I worked on a Prothonotary Warbler in the bird lab, last week at the Field Museum. Like everything else I work on, it was an unfortunate window kill. It was an adult female that was at least a year old. I had come across Prothonotaries in the lab before, but knew little about this species of warbler. They have amazingly bright yellow plumage, and thus their name refers to the yellow cloaks worn by Roman Catholic papal clerks (prothonotaries).

P. citrea prefers wet habitat: swamps, bottomland hardwood forests, and mangrove forests. It winters in mangrove forests of Central and South America, and breeds in bottomland hardwood forests mainly in the Southeastern US. They are supposedly the only wood warbler species that will nest in tree cavities, often using holes previously excavated by woodpeckers.

As they require pretty specific habitat, their survival depends on us preserving it. There have been nesting box programs that have some amount of success in boosting breeding populations. It remains to be seen, however, how the effects of loss of wintering habitat in Central and South America will affect their numbers.


  1. Love your painting.. and the bird is so beautifully bright. I have never heard of these birds before.. Thanks.. I am learning a lot from your blog. Years ago my Aunt used to do a similar thing to yourself in the Melbourne Museum... what a great job you do.

  2. Love your new paintings Diana, I don't know why some blogs disappear from my blog list, so I miss out on new posts, drat. This latest painting is fab, as is the one before!

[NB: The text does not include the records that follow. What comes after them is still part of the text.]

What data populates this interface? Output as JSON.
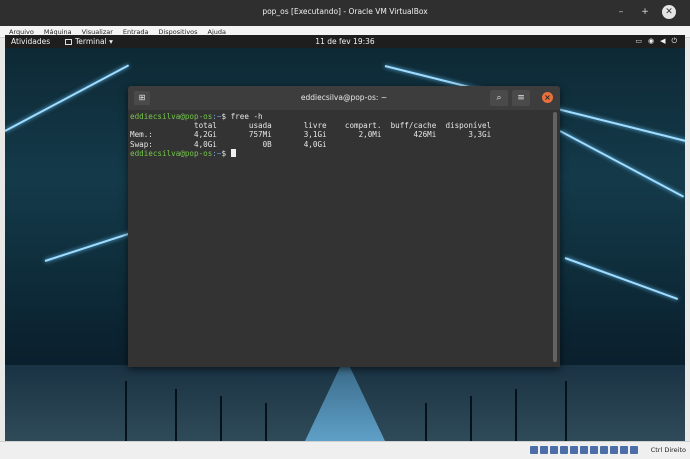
{
  "host_window": {
    "title": "pop_os [Executando] - Oracle VM VirtualBox",
    "controls": [
      "–",
      "+",
      "✕"
    ],
    "menu": [
      "Arquivo",
      "Máquina",
      "Visualizar",
      "Entrada",
      "Dispositivos",
      "Ajuda"
    ],
    "host_key": "Ctrl Direito"
  },
  "gnome_bar": {
    "activities": "Atividades",
    "app_menu": "Terminal ▾",
    "clock": "11 de fev  19:36",
    "tray_icons": [
      "screen-icon",
      "accessibility-icon",
      "volume-icon",
      "power-icon"
    ]
  },
  "terminal": {
    "title": "eddiecsilva@pop-os: ~",
    "prompt_user": "eddiecsilva@pop-os",
    "prompt_path": ":~",
    "prompt_sym": "$ ",
    "command": "free -h",
    "lines": [
      "              total       usada       livre    compart.  buff/cache  disponível",
      "Mem.:         4,2Gi       757Mi       3,1Gi       2,0Mi       426Mi       3,3Gi",
      "Swap:         4,0Gi          0B       4,0Gi"
    ]
  },
  "colors": {
    "prompt_user": "#74c64a",
    "prompt_path": "#6fa8dc",
    "close_button": "#e8713b"
  }
}
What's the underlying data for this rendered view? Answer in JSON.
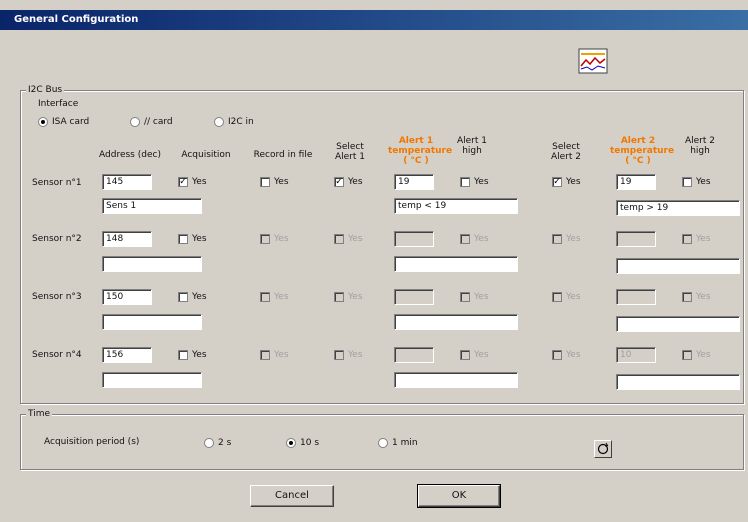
{
  "window": {
    "title": "General Configuration"
  },
  "i2c": {
    "group_label": "I2C Bus",
    "interface_label": "Interface",
    "interfaces": [
      {
        "label": "ISA card",
        "selected": true
      },
      {
        "label": "// card",
        "selected": false
      },
      {
        "label": "I2C in",
        "selected": false
      }
    ],
    "headers": {
      "address": "Address (dec)",
      "acquisition": "Acquisition",
      "record": "Record in file",
      "select_alert1": "Select\nAlert 1",
      "alert1_temp": "Alert 1\ntemperature\n( °C )",
      "alert1_high": "Alert 1\nhigh",
      "select_alert2": "Select\nAlert 2",
      "alert2_temp": "Alert 2\ntemperature\n( °C )",
      "alert2_high": "Alert 2\nhigh"
    },
    "yes_label": "Yes",
    "sensors": [
      {
        "label": "Sensor n°1",
        "address": "145",
        "name": "Sens 1",
        "acquisition": true,
        "record": false,
        "select_alert1": true,
        "alert1_temp": "19",
        "alert1_high": false,
        "alert1_text": "temp < 19",
        "select_alert2": true,
        "alert2_temp": "19",
        "alert2_high": false,
        "alert2_text": "temp > 19"
      },
      {
        "label": "Sensor n°2",
        "address": "148",
        "name": "",
        "acquisition": false,
        "record": false,
        "select_alert1": false,
        "alert1_temp": "",
        "alert1_high": false,
        "alert1_text": "",
        "select_alert2": false,
        "alert2_temp": "",
        "alert2_high": false,
        "alert2_text": ""
      },
      {
        "label": "Sensor n°3",
        "address": "150",
        "name": "",
        "acquisition": false,
        "record": false,
        "select_alert1": false,
        "alert1_temp": "",
        "alert1_high": false,
        "alert1_text": "",
        "select_alert2": false,
        "alert2_temp": "",
        "alert2_high": false,
        "alert2_text": ""
      },
      {
        "label": "Sensor n°4",
        "address": "156",
        "name": "",
        "acquisition": false,
        "record": false,
        "select_alert1": false,
        "alert1_temp": "",
        "alert1_high": false,
        "alert1_text": "",
        "select_alert2": false,
        "alert2_temp": "10",
        "alert2_high": false,
        "alert2_text": ""
      }
    ]
  },
  "time": {
    "group_label": "Time",
    "period_label": "Acquisition period (s)",
    "options": [
      {
        "label": "2 s",
        "selected": false
      },
      {
        "label": "10 s",
        "selected": true
      },
      {
        "label": "1 min",
        "selected": false
      }
    ]
  },
  "buttons": {
    "cancel": "Cancel",
    "ok": "OK"
  },
  "icons": {
    "top_right": "chart-icon",
    "time_button": "refresh-icon"
  }
}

  3. @Jenni and @Julie Clay Illustration thanks so much! : )


Post a Comment

Popular Posts